It may take time to reach 100 percent, but that’s fine. In his mind, April 2 is the biggest target of the year.
“Flanders is the most important,” he says. “For a Flemish rider, a Belgian rider, it is really important to win. I say this every year, almost [smiles], I’ve never done it, but I want to finally get it.
“It’s a race that suits me more than Roubaix. Roubaix is a really hard race for me. If I come over the finish in Roubaix I am always dead.
“I do ride well there, I had a few good results before. I do think I can win it. But Flanders is something [else] with me. I am never really tired when I get over the finish in Flanders. I only get even better in the end. In Roubaix it is the opposite, I have to fight to get to the finish line.
“I like both races but I think with the short climbs, Flanders is better for me. It is easier.”
Van Avermaet knows that winning De Ronde as Olympic champion would seal his place in legend. Some riders in his position might feel the weight of expectation, yet he shrugs off pressure.
“Finally I don’t have to prove myself,” he says. “I am more relaxed. I am thinking more focussed. It is such a good feeling to have. I won’t have to prove myself any more and this helps.
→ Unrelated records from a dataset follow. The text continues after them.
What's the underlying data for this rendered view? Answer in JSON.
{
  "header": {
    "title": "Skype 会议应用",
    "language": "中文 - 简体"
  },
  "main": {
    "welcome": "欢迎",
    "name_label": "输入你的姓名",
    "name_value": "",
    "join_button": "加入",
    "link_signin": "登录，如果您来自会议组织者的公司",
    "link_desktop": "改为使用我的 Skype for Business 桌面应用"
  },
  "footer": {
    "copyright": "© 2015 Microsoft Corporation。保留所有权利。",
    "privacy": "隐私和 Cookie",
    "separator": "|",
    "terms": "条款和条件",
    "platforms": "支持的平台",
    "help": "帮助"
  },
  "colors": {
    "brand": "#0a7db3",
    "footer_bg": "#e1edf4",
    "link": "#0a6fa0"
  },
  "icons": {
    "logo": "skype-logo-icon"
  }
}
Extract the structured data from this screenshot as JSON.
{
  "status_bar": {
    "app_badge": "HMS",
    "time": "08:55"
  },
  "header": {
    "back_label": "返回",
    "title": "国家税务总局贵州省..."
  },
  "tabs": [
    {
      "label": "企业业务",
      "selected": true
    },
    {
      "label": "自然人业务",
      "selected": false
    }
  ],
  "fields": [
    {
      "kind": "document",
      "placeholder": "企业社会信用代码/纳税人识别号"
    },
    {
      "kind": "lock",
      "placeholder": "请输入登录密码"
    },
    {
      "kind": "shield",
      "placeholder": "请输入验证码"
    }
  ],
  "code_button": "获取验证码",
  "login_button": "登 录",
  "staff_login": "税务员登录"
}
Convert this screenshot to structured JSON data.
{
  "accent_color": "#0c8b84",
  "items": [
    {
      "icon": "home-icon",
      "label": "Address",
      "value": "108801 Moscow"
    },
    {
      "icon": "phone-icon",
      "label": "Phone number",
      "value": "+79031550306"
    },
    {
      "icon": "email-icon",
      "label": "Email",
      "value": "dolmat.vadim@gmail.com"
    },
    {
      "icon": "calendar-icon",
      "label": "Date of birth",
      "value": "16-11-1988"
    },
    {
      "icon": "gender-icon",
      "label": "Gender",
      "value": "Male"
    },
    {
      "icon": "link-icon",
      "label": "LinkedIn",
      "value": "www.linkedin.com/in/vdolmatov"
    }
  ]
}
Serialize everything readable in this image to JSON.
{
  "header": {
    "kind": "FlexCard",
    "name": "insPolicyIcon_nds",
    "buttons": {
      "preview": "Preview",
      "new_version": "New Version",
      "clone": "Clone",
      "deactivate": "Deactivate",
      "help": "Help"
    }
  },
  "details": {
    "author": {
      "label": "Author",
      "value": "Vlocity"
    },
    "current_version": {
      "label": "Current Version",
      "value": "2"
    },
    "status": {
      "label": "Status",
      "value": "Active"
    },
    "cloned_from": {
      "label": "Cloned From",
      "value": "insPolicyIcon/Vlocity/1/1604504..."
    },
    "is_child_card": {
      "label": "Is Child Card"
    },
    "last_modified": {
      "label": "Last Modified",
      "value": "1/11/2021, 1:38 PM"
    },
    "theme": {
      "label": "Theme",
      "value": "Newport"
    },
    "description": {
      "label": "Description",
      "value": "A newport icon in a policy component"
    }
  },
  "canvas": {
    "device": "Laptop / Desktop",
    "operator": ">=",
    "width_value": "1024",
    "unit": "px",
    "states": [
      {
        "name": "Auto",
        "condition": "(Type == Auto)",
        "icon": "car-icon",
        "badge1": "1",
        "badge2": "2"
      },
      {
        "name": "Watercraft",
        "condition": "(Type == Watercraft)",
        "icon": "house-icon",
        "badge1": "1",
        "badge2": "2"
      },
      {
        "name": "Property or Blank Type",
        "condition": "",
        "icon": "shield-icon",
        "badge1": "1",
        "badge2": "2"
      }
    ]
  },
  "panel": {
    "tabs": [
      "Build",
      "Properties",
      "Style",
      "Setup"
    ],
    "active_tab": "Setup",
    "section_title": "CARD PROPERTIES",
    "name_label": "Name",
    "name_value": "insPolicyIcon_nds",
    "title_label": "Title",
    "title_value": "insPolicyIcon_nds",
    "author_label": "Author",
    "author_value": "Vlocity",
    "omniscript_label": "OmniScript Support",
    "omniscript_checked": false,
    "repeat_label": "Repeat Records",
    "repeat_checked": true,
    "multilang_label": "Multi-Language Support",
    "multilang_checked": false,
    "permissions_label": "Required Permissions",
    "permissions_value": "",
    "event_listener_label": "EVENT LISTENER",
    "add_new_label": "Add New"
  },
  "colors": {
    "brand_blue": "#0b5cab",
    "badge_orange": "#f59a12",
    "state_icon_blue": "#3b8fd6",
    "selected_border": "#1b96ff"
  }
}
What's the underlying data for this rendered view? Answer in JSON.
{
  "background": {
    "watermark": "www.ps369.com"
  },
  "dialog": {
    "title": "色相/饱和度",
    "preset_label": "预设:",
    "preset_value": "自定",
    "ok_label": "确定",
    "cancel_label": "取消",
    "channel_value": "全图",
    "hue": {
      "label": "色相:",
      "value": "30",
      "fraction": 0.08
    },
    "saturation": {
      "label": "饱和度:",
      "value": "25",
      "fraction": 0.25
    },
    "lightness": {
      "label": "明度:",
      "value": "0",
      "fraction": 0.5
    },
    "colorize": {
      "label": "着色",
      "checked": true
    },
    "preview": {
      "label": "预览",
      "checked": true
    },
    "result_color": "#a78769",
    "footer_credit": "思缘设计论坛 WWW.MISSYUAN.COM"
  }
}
It is a good feeling.”
When he compares how he was heading into the 2016 season, it is night and day.
“I am more confident than ever, I think. I did some good victories, I beat some good guys. This always helps.
“I was also growing every year. I was pretty confident last year that I could do it. But you can always say, ‘I can do this, I can do that.’
“If it never comes, nobody believes you any more. So, finally, I kept my word.”